- Opening Delimiter -

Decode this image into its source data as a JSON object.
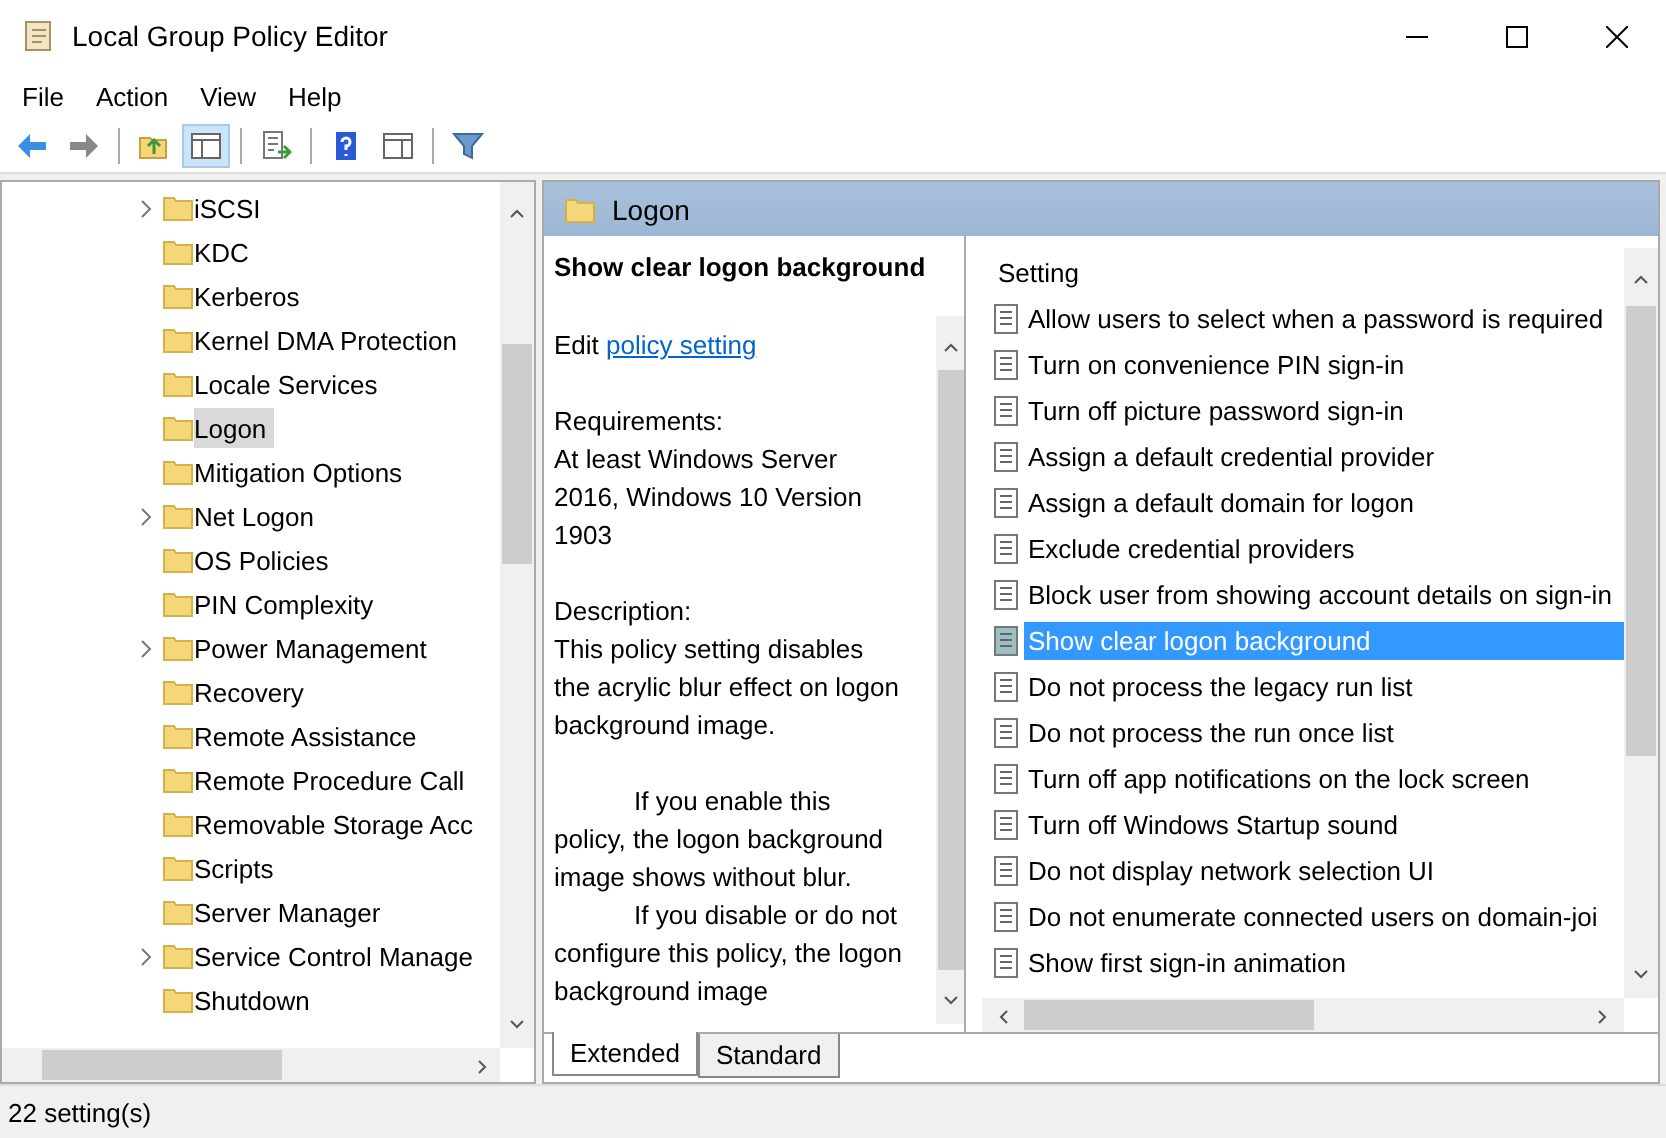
{
  "window": {
    "title": "Local Group Policy Editor"
  },
  "menu": [
    "File",
    "Action",
    "View",
    "Help"
  ],
  "toolbar": [
    {
      "kind": "back",
      "pressed": false
    },
    {
      "kind": "forward",
      "pressed": false
    },
    {
      "kind": "sep"
    },
    {
      "kind": "up",
      "pressed": false
    },
    {
      "kind": "tree",
      "pressed": true
    },
    {
      "kind": "sep"
    },
    {
      "kind": "export",
      "pressed": false
    },
    {
      "kind": "sep"
    },
    {
      "kind": "help",
      "pressed": false
    },
    {
      "kind": "pane",
      "pressed": false
    },
    {
      "kind": "sep"
    },
    {
      "kind": "filter",
      "pressed": false
    }
  ],
  "tree": [
    {
      "label": "iSCSI",
      "expandable": true,
      "selected": false
    },
    {
      "label": "KDC",
      "expandable": false,
      "selected": false
    },
    {
      "label": "Kerberos",
      "expandable": false,
      "selected": false
    },
    {
      "label": "Kernel DMA Protection",
      "expandable": false,
      "selected": false
    },
    {
      "label": "Locale Services",
      "expandable": false,
      "selected": false
    },
    {
      "label": "Logon",
      "expandable": false,
      "selected": true
    },
    {
      "label": "Mitigation Options",
      "expandable": false,
      "selected": false
    },
    {
      "label": "Net Logon",
      "expandable": true,
      "selected": false
    },
    {
      "label": "OS Policies",
      "expandable": false,
      "selected": false
    },
    {
      "label": "PIN Complexity",
      "expandable": false,
      "selected": false
    },
    {
      "label": "Power Management",
      "expandable": true,
      "selected": false
    },
    {
      "label": "Recovery",
      "expandable": false,
      "selected": false
    },
    {
      "label": "Remote Assistance",
      "expandable": false,
      "selected": false
    },
    {
      "label": "Remote Procedure Call",
      "expandable": false,
      "selected": false
    },
    {
      "label": "Removable Storage Acc",
      "expandable": false,
      "selected": false
    },
    {
      "label": "Scripts",
      "expandable": false,
      "selected": false
    },
    {
      "label": "Server Manager",
      "expandable": false,
      "selected": false
    },
    {
      "label": "Service Control Manage",
      "expandable": true,
      "selected": false
    },
    {
      "label": "Shutdown",
      "expandable": false,
      "selected": false
    }
  ],
  "header": {
    "title": "Logon"
  },
  "description": {
    "heading": "Show clear logon background",
    "edit_prefix": "Edit",
    "edit_link": "policy setting",
    "requirements_label": "Requirements:",
    "requirements": "At least Windows Server 2016, Windows 10 Version 1903",
    "description_label": "Description:",
    "paragraphs": [
      "This policy setting disables the acrylic blur effect on logon background image.",
      "If you enable this policy, the logon background image shows without blur.",
      "If you disable or do not configure this policy, the logon background image"
    ]
  },
  "list": {
    "column": "Setting",
    "rows": [
      {
        "label": "Allow users to select when a password is required",
        "selected": false
      },
      {
        "label": "Turn on convenience PIN sign-in",
        "selected": false
      },
      {
        "label": "Turn off picture password sign-in",
        "selected": false
      },
      {
        "label": "Assign a default credential provider",
        "selected": false
      },
      {
        "label": "Assign a default domain for logon",
        "selected": false
      },
      {
        "label": "Exclude credential providers",
        "selected": false
      },
      {
        "label": "Block user from showing account details on sign-in",
        "selected": false
      },
      {
        "label": "Show clear logon background",
        "selected": true
      },
      {
        "label": "Do not process the legacy run list",
        "selected": false
      },
      {
        "label": "Do not process the run once list",
        "selected": false
      },
      {
        "label": "Turn off app notifications on the lock screen",
        "selected": false
      },
      {
        "label": "Turn off Windows Startup sound",
        "selected": false
      },
      {
        "label": "Do not display network selection UI",
        "selected": false
      },
      {
        "label": "Do not enumerate connected users on domain-joi",
        "selected": false
      },
      {
        "label": "Show first sign-in animation",
        "selected": false
      }
    ]
  },
  "tabs": [
    {
      "label": "Extended",
      "selected": true
    },
    {
      "label": "Standard",
      "selected": false
    }
  ],
  "status_bar": "22 setting(s)"
}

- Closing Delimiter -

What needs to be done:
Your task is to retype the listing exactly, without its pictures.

Exercise answer:
Decode this image into its source data as a JSON object.
{
  "window": {
    "title": "Local Group Policy Editor"
  },
  "menu": [
    "File",
    "Action",
    "View",
    "Help"
  ],
  "toolbar": [
    {
      "kind": "back",
      "pressed": false
    },
    {
      "kind": "forward",
      "pressed": false
    },
    {
      "kind": "sep"
    },
    {
      "kind": "up",
      "pressed": false
    },
    {
      "kind": "tree",
      "pressed": true
    },
    {
      "kind": "sep"
    },
    {
      "kind": "export",
      "pressed": false
    },
    {
      "kind": "sep"
    },
    {
      "kind": "help",
      "pressed": false
    },
    {
      "kind": "pane",
      "pressed": false
    },
    {
      "kind": "sep"
    },
    {
      "kind": "filter",
      "pressed": false
    }
  ],
  "tree": [
    {
      "label": "iSCSI",
      "expandable": true,
      "selected": false
    },
    {
      "label": "KDC",
      "expandable": false,
      "selected": false
    },
    {
      "label": "Kerberos",
      "expandable": false,
      "selected": false
    },
    {
      "label": "Kernel DMA Protection",
      "expandable": false,
      "selected": false
    },
    {
      "label": "Locale Services",
      "expandable": false,
      "selected": false
    },
    {
      "label": "Logon",
      "expandable": false,
      "selected": true
    },
    {
      "label": "Mitigation Options",
      "expandable": false,
      "selected": false
    },
    {
      "label": "Net Logon",
      "expandable": true,
      "selected": false
    },
    {
      "label": "OS Policies",
      "expandable": false,
      "selected": false
    },
    {
      "label": "PIN Complexity",
      "expandable": false,
      "selected": false
    },
    {
      "label": "Power Management",
      "expandable": true,
      "selected": false
    },
    {
      "label": "Recovery",
      "expandable": false,
      "selected": false
    },
    {
      "label": "Remote Assistance",
      "expandable": false,
      "selected": false
    },
    {
      "label": "Remote Procedure Call",
      "expandable": false,
      "selected": false
    },
    {
      "label": "Removable Storage Acc",
      "expandable": false,
      "selected": false
    },
    {
      "label": "Scripts",
      "expandable": false,
      "selected": false
    },
    {
      "label": "Server Manager",
      "expandable": false,
      "selected": false
    },
    {
      "label": "Service Control Manage",
      "expandable": true,
      "selected": false
    },
    {
      "label": "Shutdown",
      "expandable": false,
      "selected": false
    }
  ],
  "header": {
    "title": "Logon"
  },
  "description": {
    "heading": "Show clear logon background",
    "edit_prefix": "Edit",
    "edit_link": "policy setting",
    "requirements_label": "Requirements:",
    "requirements": "At least Windows Server 2016, Windows 10 Version 1903",
    "description_label": "Description:",
    "paragraphs": [
      "This policy setting disables the acrylic blur effect on logon background image.",
      "If you enable this policy, the logon background image shows without blur.",
      "If you disable or do not configure this policy, the logon background image"
    ]
  },
  "list": {
    "column": "Setting",
    "rows": [
      {
        "label": "Allow users to select when a password is required",
        "selected": false
      },
      {
        "label": "Turn on convenience PIN sign-in",
        "selected": false
      },
      {
        "label": "Turn off picture password sign-in",
        "selected": false
      },
      {
        "label": "Assign a default credential provider",
        "selected": false
      },
      {
        "label": "Assign a default domain for logon",
        "selected": false
      },
      {
        "label": "Exclude credential providers",
        "selected": false
      },
      {
        "label": "Block user from showing account details on sign-in",
        "selected": false
      },
      {
        "label": "Show clear logon background",
        "selected": true
      },
      {
        "label": "Do not process the legacy run list",
        "selected": false
      },
      {
        "label": "Do not process the run once list",
        "selected": false
      },
      {
        "label": "Turn off app notifications on the lock screen",
        "selected": false
      },
      {
        "label": "Turn off Windows Startup sound",
        "selected": false
      },
      {
        "label": "Do not display network selection UI",
        "selected": false
      },
      {
        "label": "Do not enumerate connected users on domain-joi",
        "selected": false
      },
      {
        "label": "Show first sign-in animation",
        "selected": false
      }
    ]
  },
  "tabs": [
    {
      "label": "Extended",
      "selected": true
    },
    {
      "label": "Standard",
      "selected": false
    }
  ],
  "status_bar": "22 setting(s)"
}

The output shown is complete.